It's important to do your homework before purchasing a big screen television. There's a lot of junk out there that might save pennies up front, but ultimately ends up biting you in the back side with its lack of durability, lesser quality and other problems. However, before considering what brand to buy, you should first determine what kind of big screen TV you're looking for.
LCD (Liquid Crystal Display) TV
- LCDs are good for still images and make good computer monitors. So, if you're looking for a screen for TV and computer use, LCDs are a good bet
- Quality LCDs have excellent brightness level pictures.
- LCD flat panels don't take up room and can be mounted on walls. In addition, LCDs are typically slightly lighter than Plasma TVs.
- Quality LCDs have a fairly long life, especially compared to older models (roughly 13-15 years at a six-hour per day pace.
- LCDs are not good for fast-moving pictures. When an object moves quickly across the screen, the image "delays" (there are trails of pixilation or blockingess), because the screen can't keep up. For this reason, LCDs that are 37" or smaller generally have better image quality because the delay is less noticeable than on larger LCDs.
- LCD TVs have difficulty with black levels
- LCD image looks great when you're staring directly at it, but if you are watching from a slanted view the quality of the image can diminish greatly.
- LCDs are very expensive over 35"
- LCDs sometimes have pixel failure. This isn't a common problem with top name brands, where one or two pixels might eventually die, leaving a black dot here and there. This is hardly noticeable unless you're standing directly in front of the screen (considering a 20" LCD screen has 30,000 pixels). However, in cheaper models where 10% of the pixels could go out, the TV may become unwatchable.

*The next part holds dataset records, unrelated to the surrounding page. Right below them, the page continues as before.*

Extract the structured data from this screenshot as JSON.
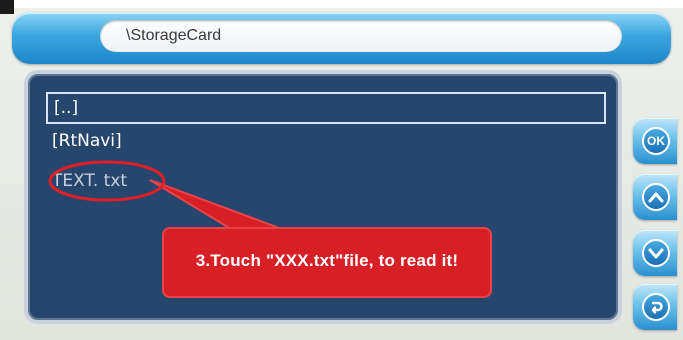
{
  "path_bar": {
    "path": "\\StorageCard"
  },
  "files": [
    {
      "label": "[..]"
    },
    {
      "label": "[RtNavi]"
    },
    {
      "label": "TEXT. txt"
    }
  ],
  "callout": {
    "text": "3.Touch \"XXX.txt\"file, to read it!"
  },
  "buttons": {
    "ok": "OK"
  },
  "icons": {
    "up": "chevron-up-icon",
    "down": "chevron-down-icon",
    "back": "back-arrow-icon"
  },
  "colors": {
    "panel": "#27466e",
    "accent": "#2a8fcf",
    "callout": "#d71f26"
  }
}
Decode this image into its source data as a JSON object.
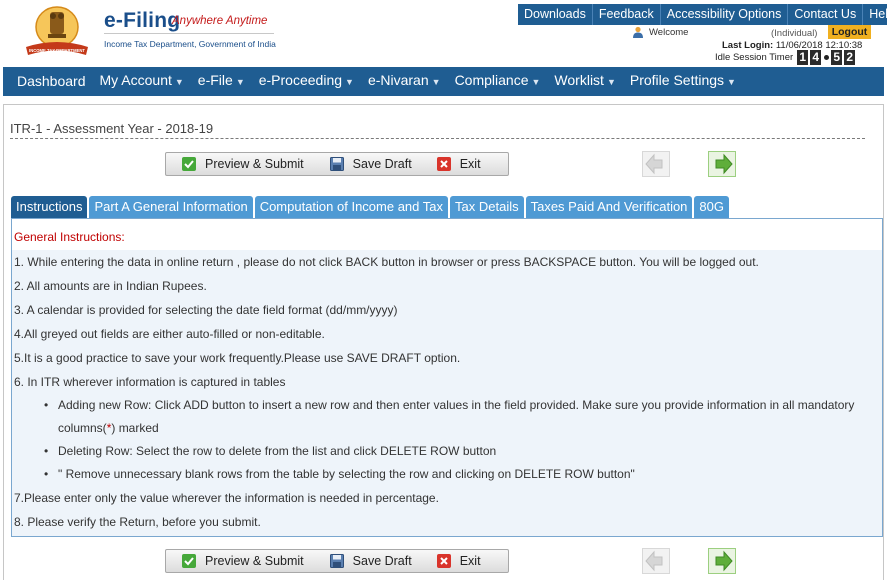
{
  "brand": {
    "title": "e-Filing",
    "tagline": "Anywhere Anytime",
    "subtitle": "Income Tax Department, Government of India",
    "emblem_text": "INCOME TAX DEPARTMENT"
  },
  "top_links": [
    "Downloads",
    "Feedback",
    "Accessibility Options",
    "Contact Us",
    "Help"
  ],
  "user": {
    "welcome_label": "Welcome",
    "role": "(Individual)",
    "logout_label": "Logout",
    "last_login_label": "Last Login:",
    "last_login_value": "11/06/2018 12:10:38",
    "idle_label": "Idle Session Timer",
    "timer_digits": [
      "1",
      "4",
      "5",
      "2"
    ]
  },
  "main_nav": [
    {
      "label": "Dashboard",
      "has_menu": false
    },
    {
      "label": "My Account",
      "has_menu": true
    },
    {
      "label": "e-File",
      "has_menu": true
    },
    {
      "label": "e-Proceeding",
      "has_menu": true
    },
    {
      "label": "e-Nivaran",
      "has_menu": true
    },
    {
      "label": "Compliance",
      "has_menu": true
    },
    {
      "label": "Worklist",
      "has_menu": true
    },
    {
      "label": "Profile Settings",
      "has_menu": true
    }
  ],
  "form": {
    "title": "ITR-1 - Assessment Year - 2018-19"
  },
  "toolbar": {
    "preview_label": "Preview & Submit",
    "save_label": "Save Draft",
    "exit_label": "Exit"
  },
  "tabs": [
    {
      "label": "Instructions",
      "active": true
    },
    {
      "label": "Part A General Information",
      "active": false
    },
    {
      "label": "Computation of Income and Tax",
      "active": false
    },
    {
      "label": "Tax Details",
      "active": false
    },
    {
      "label": "Taxes Paid And Verification",
      "active": false
    },
    {
      "label": "80G",
      "active": false
    }
  ],
  "instructions": {
    "heading": "General Instructions:",
    "items": [
      "1. While entering the data in online return , please do not click BACK button in browser or press BACKSPACE button. You will be logged out.",
      "2. All amounts are in Indian Rupees.",
      "3. A calendar is provided for selecting the date field format (dd/mm/yyyy)",
      "4.All greyed out fields are either auto-filled or non-editable.",
      "5.It is a good practice to save your work frequently.Please use SAVE DRAFT option.",
      "6. In ITR wherever information is captured in tables"
    ],
    "bullet_add_line1": "Adding new Row: Click ADD button to insert a new row and then enter values in the field provided. Make sure you provide information in all mandatory",
    "bullet_add_line2_pre": "columns(",
    "bullet_add_star": "*",
    "bullet_add_line2_post": ") marked",
    "bullet_delete": "Deleting Row: Select the row to delete from the list and click DELETE ROW button",
    "bullet_remove": "\" Remove unnecessary blank rows from the table by selecting the row and clicking on DELETE ROW button\"",
    "item7": "7.Please enter only the value wherever the information is needed in percentage.",
    "item8": "8. Please verify the Return, before you submit."
  },
  "colors": {
    "nav_blue": "#1f5d92",
    "tab_blue": "#4f9ad4",
    "logout_bg": "#f0b020",
    "heading_red": "#c00000",
    "next_green": "#5fae3a"
  }
}
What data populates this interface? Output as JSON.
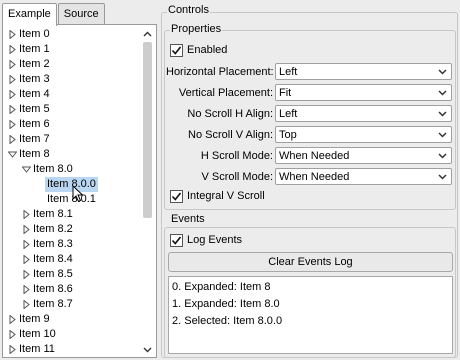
{
  "tabs": [
    {
      "label": "Example",
      "active": true
    },
    {
      "label": "Source",
      "active": false
    }
  ],
  "tree": {
    "rows": [
      {
        "label": "Item 0",
        "level": 0,
        "expander": "collapsed"
      },
      {
        "label": "Item 1",
        "level": 0,
        "expander": "collapsed"
      },
      {
        "label": "Item 2",
        "level": 0,
        "expander": "collapsed"
      },
      {
        "label": "Item 3",
        "level": 0,
        "expander": "collapsed"
      },
      {
        "label": "Item 4",
        "level": 0,
        "expander": "collapsed"
      },
      {
        "label": "Item 5",
        "level": 0,
        "expander": "collapsed"
      },
      {
        "label": "Item 6",
        "level": 0,
        "expander": "collapsed"
      },
      {
        "label": "Item 7",
        "level": 0,
        "expander": "collapsed"
      },
      {
        "label": "Item 8",
        "level": 0,
        "expander": "expanded"
      },
      {
        "label": "Item 8.0",
        "level": 1,
        "expander": "expanded"
      },
      {
        "label": "Item 8.0.0",
        "level": 2,
        "expander": "none",
        "selected": true
      },
      {
        "label": "Item 8.0.1",
        "level": 2,
        "expander": "none"
      },
      {
        "label": "Item 8.1",
        "level": 1,
        "expander": "collapsed"
      },
      {
        "label": "Item 8.2",
        "level": 1,
        "expander": "collapsed"
      },
      {
        "label": "Item 8.3",
        "level": 1,
        "expander": "collapsed"
      },
      {
        "label": "Item 8.4",
        "level": 1,
        "expander": "collapsed"
      },
      {
        "label": "Item 8.5",
        "level": 1,
        "expander": "collapsed"
      },
      {
        "label": "Item 8.6",
        "level": 1,
        "expander": "collapsed"
      },
      {
        "label": "Item 8.7",
        "level": 1,
        "expander": "collapsed"
      },
      {
        "label": "Item 9",
        "level": 0,
        "expander": "collapsed"
      },
      {
        "label": "Item 10",
        "level": 0,
        "expander": "collapsed"
      },
      {
        "label": "Item 11",
        "level": 0,
        "expander": "collapsed"
      }
    ]
  },
  "controls": {
    "title": "Controls",
    "properties": {
      "title": "Properties",
      "enabled": {
        "label": "Enabled",
        "checked": true
      },
      "fields": [
        {
          "label": "Horizontal Placement:",
          "value": "Left"
        },
        {
          "label": "Vertical Placement:",
          "value": "Fit"
        },
        {
          "label": "No Scroll H Align:",
          "value": "Left"
        },
        {
          "label": "No Scroll V Align:",
          "value": "Top"
        },
        {
          "label": "H Scroll Mode:",
          "value": "When Needed"
        },
        {
          "label": "V Scroll Mode:",
          "value": "When Needed"
        }
      ],
      "integral_v_scroll": {
        "label": "Integral V Scroll",
        "checked": true
      }
    },
    "events": {
      "title": "Events",
      "log_events": {
        "label": "Log Events",
        "checked": true
      },
      "clear_button": "Clear Events Log",
      "log": [
        "0. Expanded: Item 8",
        "1. Expanded: Item 8.0",
        "2. Selected: Item 8.0.0"
      ]
    }
  },
  "colors": {
    "selection": "#b9d7f2",
    "background": "#ececec"
  },
  "icons": {
    "collapsed": "triangle-right-icon",
    "expanded": "triangle-down-icon",
    "dropdown": "chevron-down-icon",
    "check": "check-icon"
  }
}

- Top name brand plasmas have a fairly long life, lasting about 20 years at a six hours per day pace.
- A plasma screen has a field vision of about 180 degrees without loss of picture quality. That means you can watch the screen from any angle.
- Plasmas are very bright (about 4-5 times brighter than the average TV)
- They have great contrast ratios (enables them to show better shadow detail)
- Plasmas are generally cheaper than LCDs
- They have excellent picture response. There is virtually no delay (blockiness or pixilation) like with LCDs.
- Doesn't take up much space and can be mounted on a wall.
- Plasmas can have burn in problems. Plasmas do not make as good computer monitors as LCDs. If you were to leave the Plasma TV on for 24 hours a day and there was an image that remained constant on the screen (like a logo), you would run the risk of that image permanently burning into the screen. However, the chance of this happening is often over-exaggerated.
- Plasmas are not available below 37 inches.
DLP (Digital Light Processing) TV
- DLP screens are larger and are cheaper in the short-term than LCD or Plasma.
- Good brightness and color. DLP can illuminate a larger screen for more people at a cheaper initial cost than Plasma.
- There's a high maintanence cost. The DLP TV is basically a video projector in a box. You have to replace the lightbulb, which has limited durability.
- DLPs take up a lot more space than Plasma and LCD and are not wall mountable.
- DLPs don't have as good field vision as Plasmas, meaning you can't get as good picture quality when viewing the screen at an angle.
- DLPs are not known for having that great of picture quality.
- Fast moving objects can cause a trail of colors (color artifacts).